Related: I called the Wells Fargo ethics line and was fired
Many former employees shared stories with CNNMoney about how their lives were turned upside down when they lost jobs following calls to the ethics line.
For instance, Bill Bado, a former Wells Fargo banker in Pennsylvania, recounted his call to the ethics hotline about being instructed to open phony bank and credit accounts. Bado even provided a September 2013 email to human resources flagging these concerns. Eight days after sending the email, Bado was terminated -- for tardiness.
The firing also put a stain on Bado's securities license, and he found he couldn't get hired in the industry. Bado's financial troubles worsened after that. His house was on the verge of being foreclosed on and he worked part-time at the grocery store chain Shop-Rite.
"They ruined my life," Bado told CNNMoney.It's not clear what, if anything, Wells Fargo will do to help employees it confirms were victims of retaliation.
"We will have to work through that with that individual," the Wells Fargo spokeswoman said.
Equally unclear is any legal fallout if Wells Fargo admits to instances of retaliation.

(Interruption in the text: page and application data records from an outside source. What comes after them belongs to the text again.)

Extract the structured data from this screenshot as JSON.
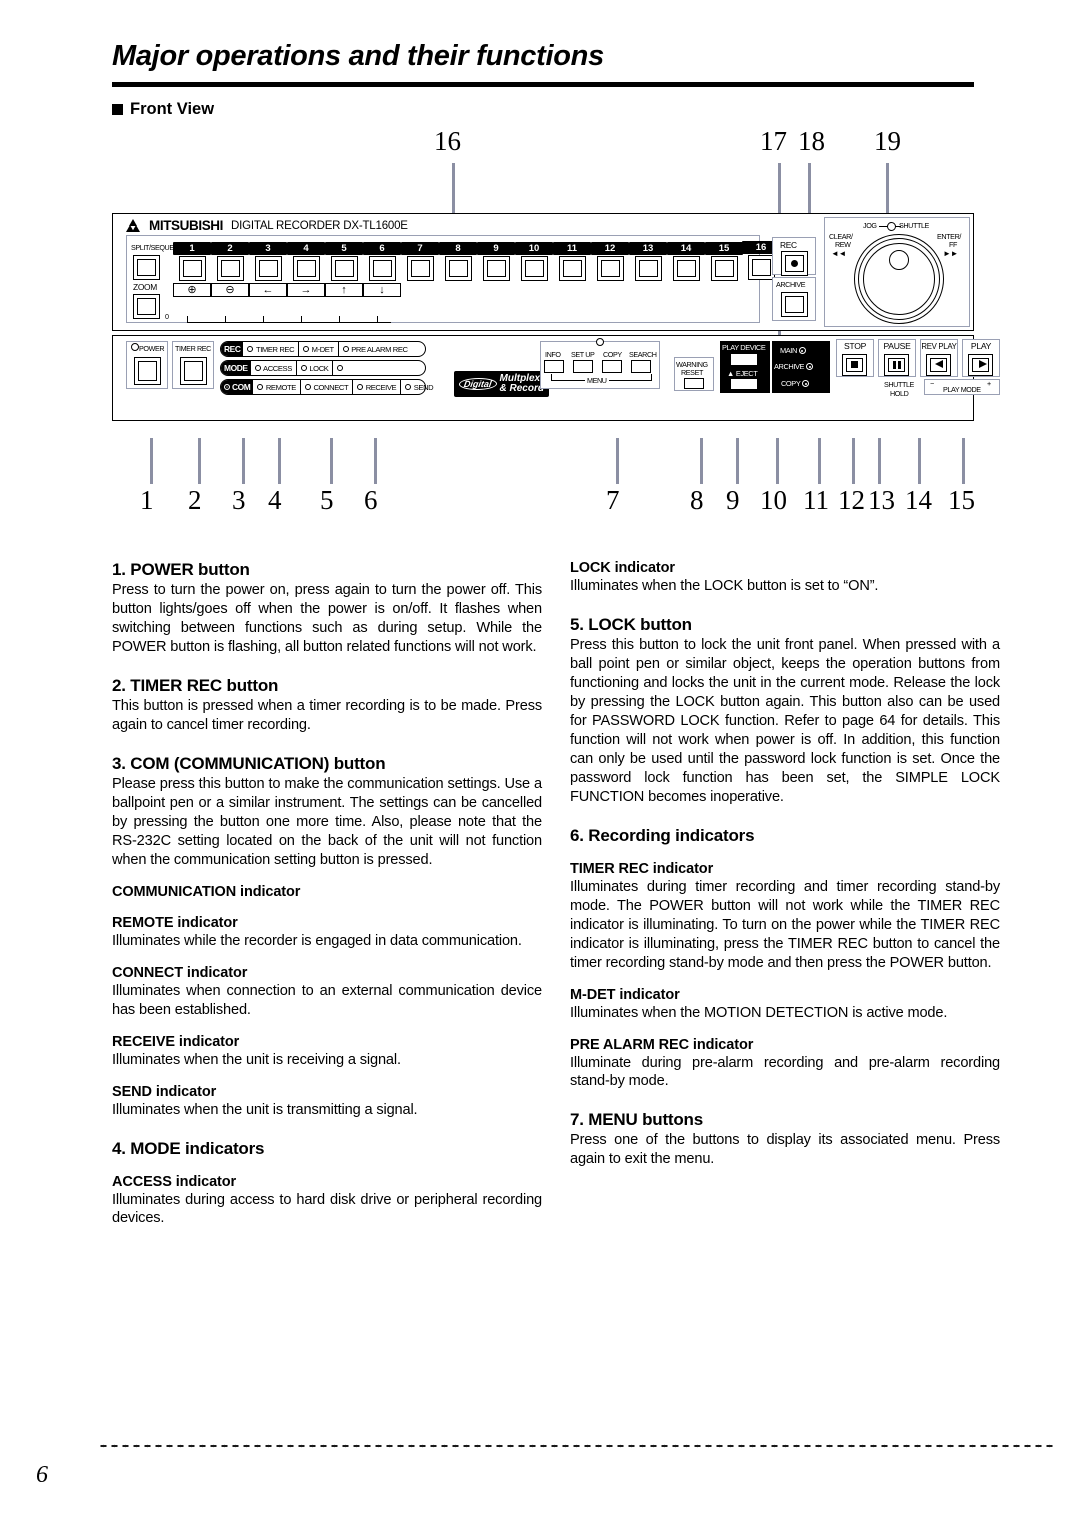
{
  "header": {
    "title": "Major operations and their functions",
    "section_label": "Front View"
  },
  "callouts": {
    "top": [
      "16",
      "17",
      "18",
      "19"
    ],
    "bottom": [
      "1",
      "2",
      "3",
      "4",
      "5",
      "6",
      "7",
      "8",
      "9",
      "10",
      "11",
      "12",
      "13",
      "14",
      "15"
    ]
  },
  "device": {
    "brand": "MITSUBISHI",
    "model_line": "DIGITAL RECORDER DX-TL1600E",
    "split_sequence_label": "SPLIT/SEQUENCE",
    "zoom_label": "ZOOM",
    "zoom_zero_label": "0",
    "channel_numbers": [
      "1",
      "2",
      "3",
      "4",
      "5",
      "6",
      "7",
      "8",
      "9",
      "10",
      "11",
      "12",
      "13",
      "14",
      "15",
      "16"
    ],
    "function_keys": [
      "⊕",
      "⊖",
      "←",
      "→",
      "↑",
      "↓"
    ],
    "rec_label": "REC",
    "archive_label": "ARCHIVE",
    "jog_label": "JOG",
    "shuttle_label": "SHUTTLE",
    "clear_rew_label": "CLEAR/\nREW",
    "clear_rew_line1": "CLEAR/",
    "clear_rew_line2": "REW",
    "enter_ff_line1": "ENTER/",
    "enter_ff_line2": "FF",
    "rew_glyph": "◄◄",
    "ff_glyph": "►►",
    "power_label": "POWER",
    "timer_rec_button_label": "TIMER REC",
    "status_rows": [
      {
        "tag": "REC",
        "tag_lamp": false,
        "lamps": [
          {
            "label": "TIMER REC"
          },
          {
            "label": "M-DET"
          },
          {
            "label": "PRE ALARM REC"
          }
        ]
      },
      {
        "tag": "MODE",
        "tag_lamp": false,
        "lamps": [
          {
            "label": "ACCESS"
          },
          {
            "label": "LOCK"
          },
          {
            "label": ""
          }
        ]
      },
      {
        "tag": "COM",
        "tag_lamp": true,
        "lamps": [
          {
            "label": "REMOTE"
          },
          {
            "label": "CONNECT"
          },
          {
            "label": "RECEIVE"
          },
          {
            "label": "SEND"
          }
        ]
      }
    ],
    "logo": {
      "oval": "Digital",
      "line1": "Multplex",
      "line2": "& Record"
    },
    "menu_group": {
      "buttons": [
        "INFO",
        "SET UP",
        "COPY",
        "SEARCH"
      ],
      "group_label": "MENU"
    },
    "warning_reset_line1": "WARNING",
    "warning_reset_line2": "RESET",
    "play_device_label": "PLAY DEVICE",
    "eject_label": "EJECT",
    "eject_glyph": "▲",
    "device_indicators": [
      "MAIN",
      "ARCHIVE",
      "COPY"
    ],
    "transport": [
      {
        "label": "STOP",
        "glyph": "■",
        "sub1": "",
        "sub2": ""
      },
      {
        "label": "PAUSE",
        "glyph": "▐▌",
        "sub1": "SHUTTLE",
        "sub2": "HOLD"
      },
      {
        "label": "REV PLAY",
        "glyph": "◄",
        "sub1": "",
        "sub2": ""
      },
      {
        "label": "PLAY",
        "glyph": "►",
        "sub1": "",
        "sub2": ""
      }
    ],
    "play_mode_label": "PLAY MODE",
    "play_mode_minus": "−",
    "play_mode_plus": "+"
  },
  "content": {
    "left": [
      {
        "kind": "numbered",
        "heading": "1. POWER button",
        "body": "Press to turn the power on, press again to turn the power off.  This button lights/goes off when the power is on/off. It flashes when switching between functions such as during setup.  While the POWER button is flashing, all button related functions will not work."
      },
      {
        "kind": "numbered",
        "heading": "2. TIMER REC button",
        "body": "This button is pressed when a timer recording is to be made.  Press again to cancel timer recording."
      },
      {
        "kind": "numbered",
        "heading": "3. COM (COMMUNICATION) button",
        "body": "Please press this button to make the communication settings. Use a ballpoint pen or a similar instrument. The settings can be cancelled by pressing the button one more time. Also, please note that the RS-232C setting located on the back of the unit will not function when the communication setting button is pressed."
      },
      {
        "kind": "subhead-only",
        "heading": "COMMUNICATION indicator",
        "body": ""
      },
      {
        "kind": "sub",
        "heading": "REMOTE indicator",
        "body": "Illuminates while the recorder is engaged in data communication."
      },
      {
        "kind": "sub",
        "heading": "CONNECT indicator",
        "body": "Illuminates when connection to an external communication device has been established."
      },
      {
        "kind": "sub",
        "heading": "RECEIVE indicator",
        "body": "Illuminates when the unit is receiving a signal."
      },
      {
        "kind": "sub",
        "heading": "SEND indicator",
        "body": "Illuminates when the unit is transmitting a signal."
      },
      {
        "kind": "numbered",
        "heading": "4. MODE indicators",
        "body": ""
      },
      {
        "kind": "sub",
        "heading": "ACCESS indicator",
        "body": "Illuminates during access to hard disk drive or peripheral recording devices."
      }
    ],
    "right": [
      {
        "kind": "sub",
        "heading": "LOCK indicator",
        "body": "Illuminates when the LOCK button is set to “ON”."
      },
      {
        "kind": "numbered",
        "heading": "5. LOCK button",
        "body": "Press this button to lock the unit front panel. When pressed with a ball point pen or similar object, keeps the operation buttons from functioning and locks the unit in the current mode. Release the lock by pressing the LOCK button again. This button also can be used for PASSWORD LOCK function. Refer to page 64 for details. This function will not work when power is off. In addition, this function can only be used until the password lock function is set. Once the password lock function has been set, the SIMPLE LOCK FUNCTION becomes inoperative."
      },
      {
        "kind": "numbered",
        "heading": "6. Recording indicators",
        "body": ""
      },
      {
        "kind": "sub",
        "heading": "TIMER REC indicator",
        "body": "Illuminates during timer recording and timer recording stand-by mode. The POWER button will not work while the TIMER REC indicator is illuminating. To turn on the power while the TIMER REC indicator is illuminating, press the TIMER REC button to cancel the timer recording stand-by mode and then press the POWER button."
      },
      {
        "kind": "sub",
        "heading": "M-DET indicator",
        "body": "Illuminates when the MOTION DETECTION is active mode."
      },
      {
        "kind": "sub",
        "heading": "PRE ALARM REC indicator",
        "body": "Illuminate during pre-alarm recording and pre-alarm recording stand-by mode."
      },
      {
        "kind": "numbered",
        "heading": "7. MENU buttons",
        "body": "Press one of the buttons to display its associated menu.  Press again to exit the menu."
      }
    ]
  },
  "footer": {
    "page_number": "6"
  }
}
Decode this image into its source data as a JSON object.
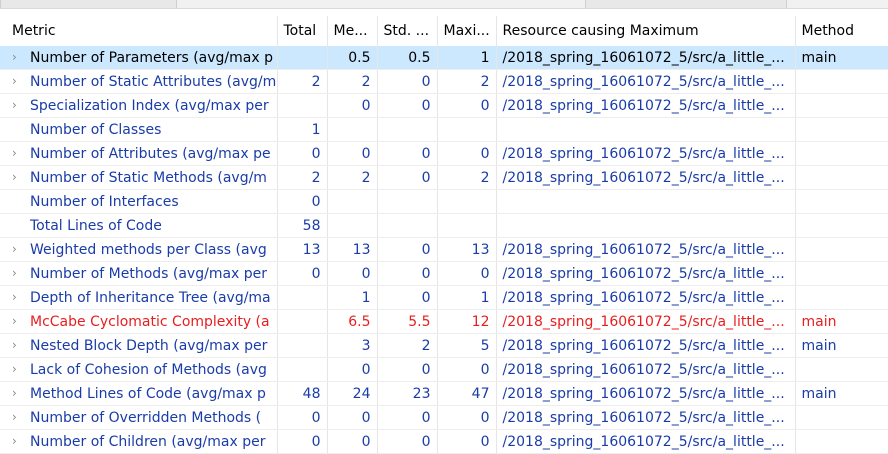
{
  "headers": {
    "metric": "Metric",
    "total": "Total",
    "mean": "Me...",
    "std": "Std. ...",
    "max": "Maxi...",
    "resource": "Resource causing Maximum",
    "method": "Method"
  },
  "rows": [
    {
      "metric": "Number of Parameters (avg/max p",
      "total": "",
      "mean": "0.5",
      "std": "0.5",
      "max": "1",
      "resource": "/2018_spring_16061072_5/src/a_little_...",
      "method": "main",
      "expandable": true,
      "selected": true,
      "warn": false
    },
    {
      "metric": "Number of Static Attributes (avg/m",
      "total": "2",
      "mean": "2",
      "std": "0",
      "max": "2",
      "resource": "/2018_spring_16061072_5/src/a_little_...",
      "method": "",
      "expandable": true,
      "selected": false,
      "warn": false
    },
    {
      "metric": "Specialization Index (avg/max per",
      "total": "",
      "mean": "0",
      "std": "0",
      "max": "0",
      "resource": "/2018_spring_16061072_5/src/a_little_...",
      "method": "",
      "expandable": true,
      "selected": false,
      "warn": false
    },
    {
      "metric": "Number of Classes",
      "total": "1",
      "mean": "",
      "std": "",
      "max": "",
      "resource": "",
      "method": "",
      "expandable": false,
      "selected": false,
      "warn": false
    },
    {
      "metric": "Number of Attributes (avg/max pe",
      "total": "0",
      "mean": "0",
      "std": "0",
      "max": "0",
      "resource": "/2018_spring_16061072_5/src/a_little_...",
      "method": "",
      "expandable": true,
      "selected": false,
      "warn": false
    },
    {
      "metric": "Number of Static Methods (avg/m",
      "total": "2",
      "mean": "2",
      "std": "0",
      "max": "2",
      "resource": "/2018_spring_16061072_5/src/a_little_...",
      "method": "",
      "expandable": true,
      "selected": false,
      "warn": false
    },
    {
      "metric": "Number of Interfaces",
      "total": "0",
      "mean": "",
      "std": "",
      "max": "",
      "resource": "",
      "method": "",
      "expandable": false,
      "selected": false,
      "warn": false
    },
    {
      "metric": "Total Lines of Code",
      "total": "58",
      "mean": "",
      "std": "",
      "max": "",
      "resource": "",
      "method": "",
      "expandable": false,
      "selected": false,
      "warn": false
    },
    {
      "metric": "Weighted methods per Class (avg",
      "total": "13",
      "mean": "13",
      "std": "0",
      "max": "13",
      "resource": "/2018_spring_16061072_5/src/a_little_...",
      "method": "",
      "expandable": true,
      "selected": false,
      "warn": false
    },
    {
      "metric": "Number of Methods (avg/max per",
      "total": "0",
      "mean": "0",
      "std": "0",
      "max": "0",
      "resource": "/2018_spring_16061072_5/src/a_little_...",
      "method": "",
      "expandable": true,
      "selected": false,
      "warn": false
    },
    {
      "metric": "Depth of Inheritance Tree (avg/ma",
      "total": "",
      "mean": "1",
      "std": "0",
      "max": "1",
      "resource": "/2018_spring_16061072_5/src/a_little_...",
      "method": "",
      "expandable": true,
      "selected": false,
      "warn": false
    },
    {
      "metric": "McCabe Cyclomatic Complexity (a",
      "total": "",
      "mean": "6.5",
      "std": "5.5",
      "max": "12",
      "resource": "/2018_spring_16061072_5/src/a_little_...",
      "method": "main",
      "expandable": true,
      "selected": false,
      "warn": true
    },
    {
      "metric": "Nested Block Depth (avg/max per",
      "total": "",
      "mean": "3",
      "std": "2",
      "max": "5",
      "resource": "/2018_spring_16061072_5/src/a_little_...",
      "method": "main",
      "expandable": true,
      "selected": false,
      "warn": false
    },
    {
      "metric": "Lack of Cohesion of Methods (avg",
      "total": "",
      "mean": "0",
      "std": "0",
      "max": "0",
      "resource": "/2018_spring_16061072_5/src/a_little_...",
      "method": "",
      "expandable": true,
      "selected": false,
      "warn": false
    },
    {
      "metric": "Method Lines of Code (avg/max p",
      "total": "48",
      "mean": "24",
      "std": "23",
      "max": "47",
      "resource": "/2018_spring_16061072_5/src/a_little_...",
      "method": "main",
      "expandable": true,
      "selected": false,
      "warn": false
    },
    {
      "metric": "Number of Overridden Methods (",
      "total": "0",
      "mean": "0",
      "std": "0",
      "max": "0",
      "resource": "/2018_spring_16061072_5/src/a_little_...",
      "method": "",
      "expandable": true,
      "selected": false,
      "warn": false
    },
    {
      "metric": "Number of Children (avg/max per",
      "total": "0",
      "mean": "0",
      "std": "0",
      "max": "0",
      "resource": "/2018_spring_16061072_5/src/a_little_...",
      "method": "",
      "expandable": true,
      "selected": false,
      "warn": false
    }
  ],
  "icons": {
    "expand": "chevron-right-icon"
  },
  "colors": {
    "link": "#1a3ca8",
    "warn": "#e81e1e",
    "selected_bg": "#cce8ff"
  }
}
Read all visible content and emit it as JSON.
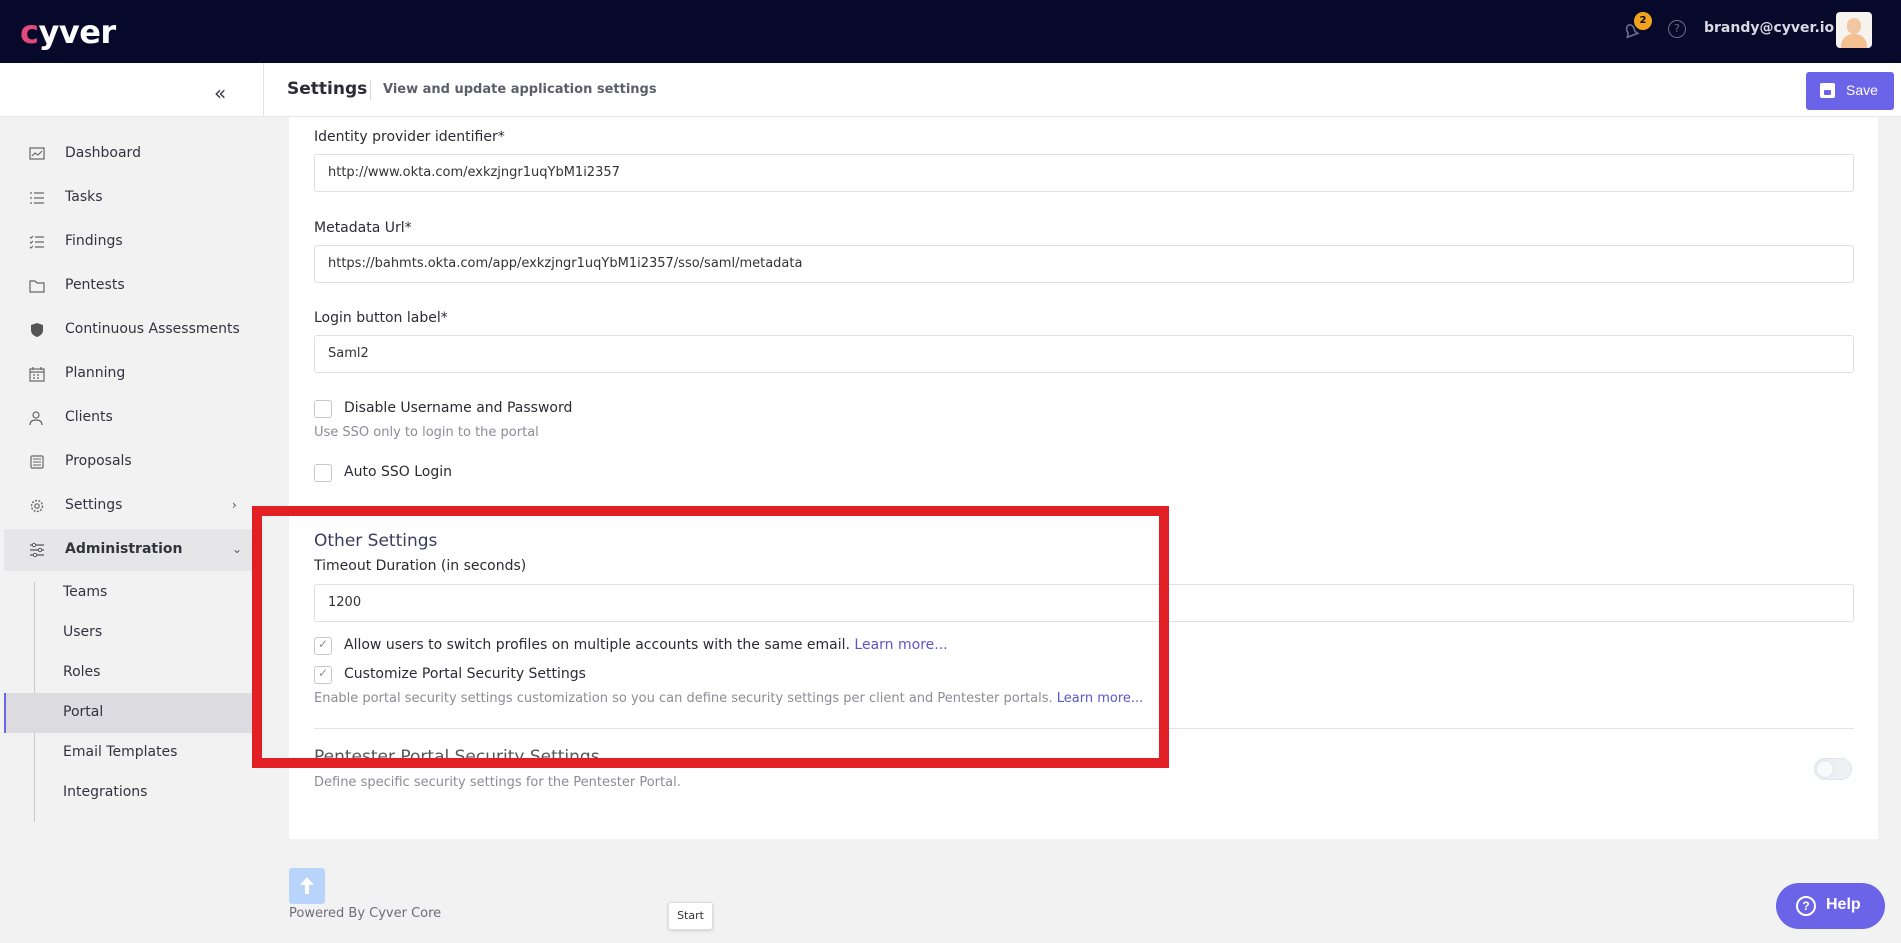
{
  "app": {
    "logo": "cyver",
    "notification_count": "2",
    "user_email": "brandy@cyver.io"
  },
  "header": {
    "title": "Settings",
    "subtitle": "View and update application settings",
    "save_label": "Save"
  },
  "sidebar": {
    "items": [
      {
        "label": "Dashboard",
        "icon": "chart-icon"
      },
      {
        "label": "Tasks",
        "icon": "list-icon"
      },
      {
        "label": "Findings",
        "icon": "checklist-icon"
      },
      {
        "label": "Pentests",
        "icon": "folder-icon"
      },
      {
        "label": "Continuous Assessments",
        "icon": "shield-icon"
      },
      {
        "label": "Planning",
        "icon": "calendar-icon"
      },
      {
        "label": "Clients",
        "icon": "users-icon"
      },
      {
        "label": "Proposals",
        "icon": "stack-icon"
      },
      {
        "label": "Settings",
        "icon": "gear-icon"
      },
      {
        "label": "Administration",
        "icon": "sliders-icon"
      }
    ],
    "admin_children": [
      "Teams",
      "Users",
      "Roles",
      "Portal",
      "Email Templates",
      "Integrations"
    ]
  },
  "form": {
    "idp_label": "Identity provider identifier*",
    "idp_value": "http://www.okta.com/exkzjngr1uqYbM1i2357",
    "metadata_label": "Metadata Url*",
    "metadata_value": "https://bahmts.okta.com/app/exkzjngr1uqYbM1i2357/sso/saml/metadata",
    "login_button_label": "Login button label*",
    "login_button_value": "Saml2",
    "disable_userpass_label": "Disable Username and Password",
    "disable_userpass_help": "Use SSO only to login to the portal",
    "auto_sso_label": "Auto SSO Login",
    "other_settings_title": "Other Settings",
    "timeout_label": "Timeout Duration (in seconds)",
    "timeout_value": "1200",
    "switch_profiles_label": "Allow users to switch profiles on multiple accounts with the same email.",
    "learn_more": "Learn more...",
    "customize_portal_label": "Customize Portal Security Settings",
    "customize_portal_help": "Enable portal security settings customization so you can define security settings per client and Pentester portals.",
    "pentester_title": "Pentester Portal Security Settings",
    "pentester_help": "Define specific security settings for the Pentester Portal."
  },
  "footer": {
    "powered": "Powered By Cyver Core",
    "tooltip": "Start",
    "help_label": "Help"
  }
}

Federal law, including elements of both Sarbanes-Oxley and Dodd-Frank, makes it illegal to suppress whistleblowing.
Last year, Senator Elizabeth Warren asked the SEC to look into whether the bank violated whistleblower protection laws, citing CNNMoney's reporting. Wells Fargo later said it is in fact under SEC investigation, although it's not clear precisely what the agency is probing.
Asked about the potential legal impact, the Wells Fargo spokeswoman said: "We're in constant contact with our regulators."
She said the bank has been "very open and very transparent" about this issue and reiterated, "There is no place for retaliation at Wells Fargo."
Still, Sloan has his job cut out for him to reassure an anxious workforce.
After the scandal, more than a dozen current Wells Fargo employees reached out to CNNMoney to describe the grim mood inside the bank following the scandal and the anger felt by rank and file after the company's executives initially blamed lower-level workers for the issues.
To combat these concerns, Wells Fargo announced this week the creation of a new Office of Ethics, Oversight and Integrity for people who are charged with researching and escalating these matters. This division will be led on an interim basis by Theresa LaPlaca, a senior executive in wealth and investment management.
Despite these concerns, Sloan insisted that the bank's ethics hotline is "working" and said he wants Wells Fargo to be "best in class" in this area.
"Ensuring that we have a retaliation-free workplace is a huge priority for me," Sloan said.